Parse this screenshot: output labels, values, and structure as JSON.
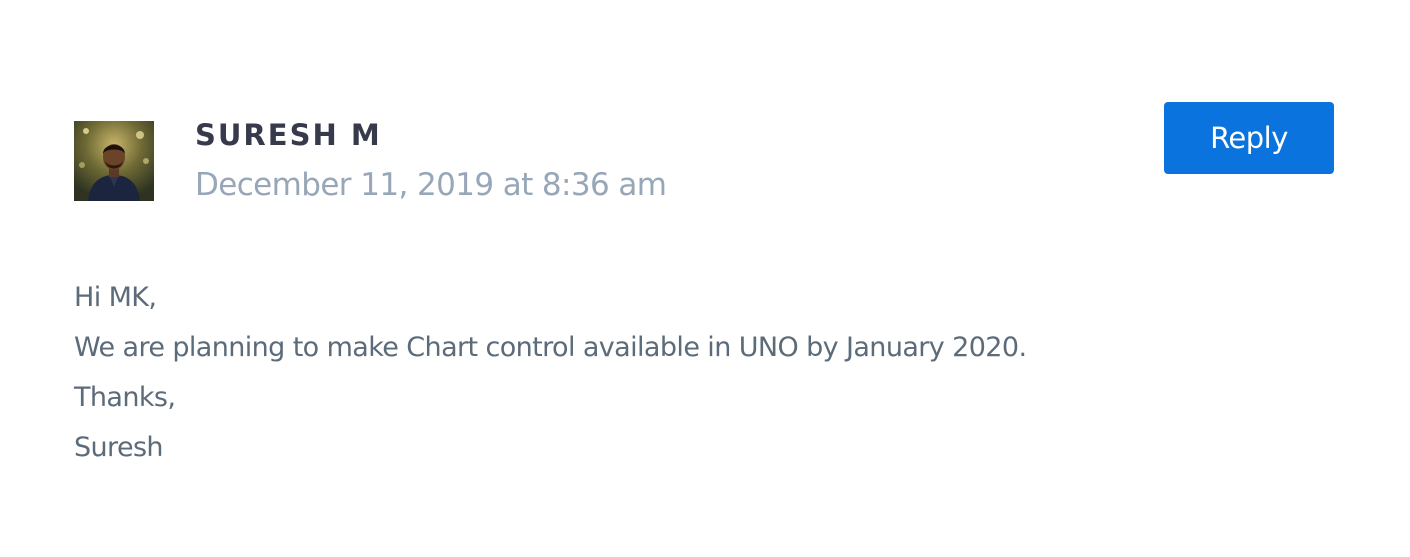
{
  "comment": {
    "author": "SURESH M",
    "date": "December 11, 2019 at 8:36 am",
    "reply_label": "Reply",
    "avatar_alt": "Suresh M avatar",
    "body_lines": [
      "Hi MK,",
      "We are planning to make Chart control available in UNO by January 2020.",
      "Thanks,",
      "Suresh"
    ]
  },
  "colors": {
    "accent": "#0a73de",
    "author": "#363a4a",
    "date": "#97a7b8",
    "body": "#5c6b7a"
  }
}
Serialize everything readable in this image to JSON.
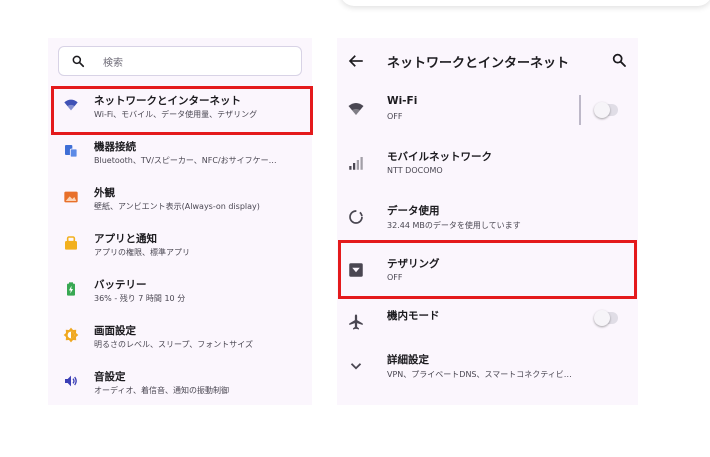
{
  "left": {
    "search_placeholder": "検索",
    "items": [
      {
        "title": "ネットワークとインターネット",
        "sub": "Wi-Fi、モバイル、データ使用量、テザリング",
        "icon": "wifi-icon",
        "color": "#3f51b5"
      },
      {
        "title": "機器接続",
        "sub": "Bluetooth、TV/スピーカー、NFC/おサイフケー…",
        "icon": "devices-icon",
        "color": "#3f6fd6"
      },
      {
        "title": "外観",
        "sub": "壁紙、アンビエント表示(Always-on display)",
        "icon": "wallpaper-icon",
        "color": "#e8702a"
      },
      {
        "title": "アプリと通知",
        "sub": "アプリの権限、標準アプリ",
        "icon": "apps-icon",
        "color": "#f2b01e"
      },
      {
        "title": "バッテリー",
        "sub": "36% - 残り 7 時間 10 分",
        "icon": "battery-icon",
        "color": "#38a853"
      },
      {
        "title": "画面設定",
        "sub": "明るさのレベル、スリープ、フォントサイズ",
        "icon": "brightness-icon",
        "color": "#f0a820"
      },
      {
        "title": "音設定",
        "sub": "オーディオ、着信音、通知の振動制御",
        "icon": "sound-icon",
        "color": "#3b3fb6"
      }
    ]
  },
  "right": {
    "title": "ネットワークとインターネット",
    "items": [
      {
        "title": "Wi-Fi",
        "sub": "OFF",
        "icon": "wifi-icon"
      },
      {
        "title": "モバイルネットワーク",
        "sub": "NTT DOCOMO",
        "icon": "signal-icon"
      },
      {
        "title": "データ使用",
        "sub": "32.44 MBのデータを使用しています",
        "icon": "data-usage-icon"
      },
      {
        "title": "テザリング",
        "sub": "OFF",
        "icon": "tethering-icon"
      },
      {
        "title": "機内モード",
        "sub": "",
        "icon": "airplane-icon"
      },
      {
        "title": "詳細設定",
        "sub": "VPN、プライベートDNS、スマートコネクティビ…",
        "icon": "chevron-down-icon"
      }
    ]
  },
  "colors": {
    "highlight": "#e41a1c",
    "panel_bg": "#fbf6fd",
    "icon_gray": "#4a4752"
  }
}
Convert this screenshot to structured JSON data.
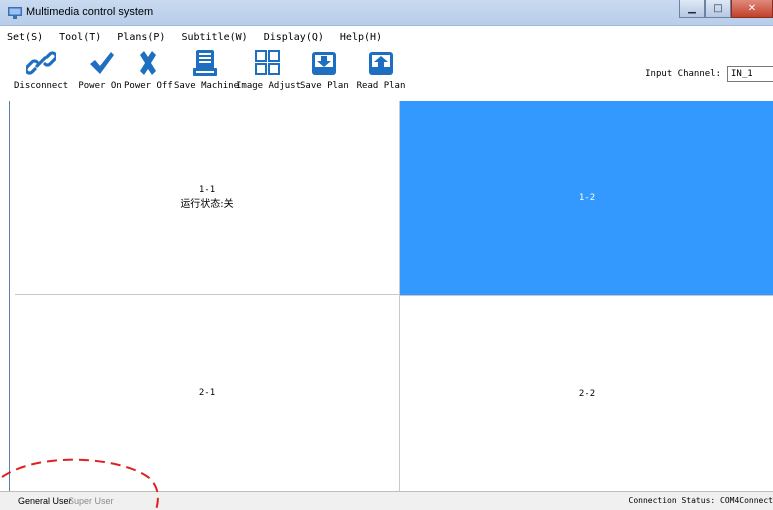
{
  "window": {
    "title": "Multimedia control system"
  },
  "menu": [
    {
      "label": "Set(S)"
    },
    {
      "label": "Tool(T)"
    },
    {
      "label": "Plans(P)"
    },
    {
      "label": "Subtitle(W)"
    },
    {
      "label": "Display(Q)"
    },
    {
      "label": "Help(H)"
    }
  ],
  "toolbar": [
    {
      "label": "Disconnect",
      "icon": "link-icon"
    },
    {
      "label": "Power On",
      "icon": "checkmark-icon"
    },
    {
      "label": "Power Off",
      "icon": "x-icon"
    },
    {
      "label": "Save Machine",
      "icon": "save-machine-icon"
    },
    {
      "label": "Image Adjust",
      "icon": "grid-icon"
    },
    {
      "label": "Save Plan",
      "icon": "download-box-icon"
    },
    {
      "label": "Read Plan",
      "icon": "upload-box-icon"
    }
  ],
  "input_channel": {
    "label": "Input Channel:",
    "value": "IN_1"
  },
  "grid": {
    "cells": [
      {
        "id": "1-1",
        "status": "运行状态:关",
        "selected": false
      },
      {
        "id": "1-2",
        "status": "",
        "selected": true
      },
      {
        "id": "2-1",
        "status": "",
        "selected": false
      },
      {
        "id": "2-2",
        "status": "",
        "selected": false
      }
    ]
  },
  "statusbar": {
    "user_general": "General User",
    "user_super": "Super User",
    "connection": "Connection Status:  COM4Connect"
  },
  "colors": {
    "selected_cell": "#3399ff",
    "icon_blue": "#1f6fc0",
    "annotation_red": "#e02020"
  }
}
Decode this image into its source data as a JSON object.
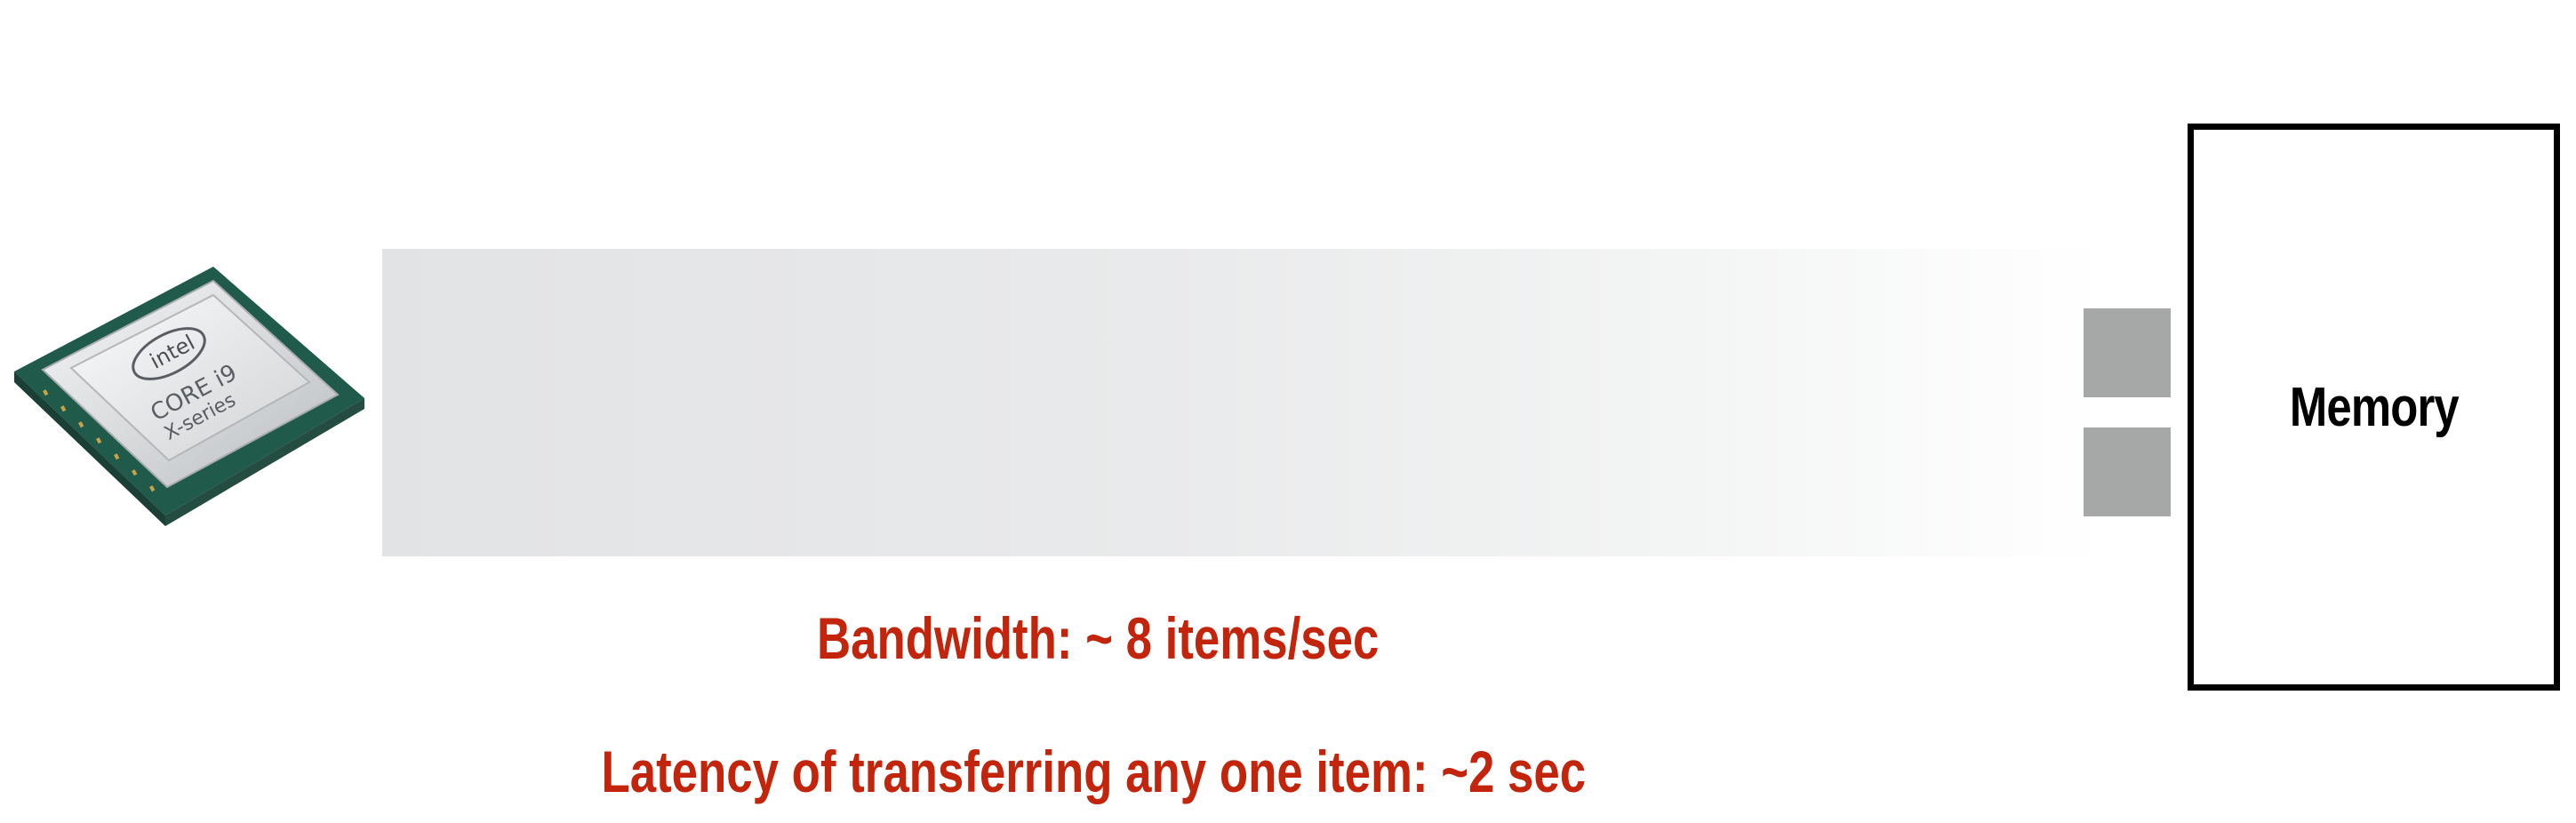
{
  "cpu": {
    "icon": "intel-core-i9-chip-icon",
    "logo_text": "intel",
    "line1": "CORE i9",
    "line2": "X-series"
  },
  "pipe": {
    "items_visible": 2
  },
  "memory": {
    "label": "Memory"
  },
  "captions": {
    "bandwidth": "Bandwidth: ~ 8 items/sec",
    "latency": "Latency of transferring any one item: ~2 sec"
  },
  "colors": {
    "caption": "#c2240c",
    "item": "#a6a8a7",
    "border": "#000000"
  }
}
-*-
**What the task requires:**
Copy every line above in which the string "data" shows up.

**Task output:**
        "icon": "data-usage-icon"
Convert this screenshot to structured JSON data.
Decode this image into its source data as a JSON object.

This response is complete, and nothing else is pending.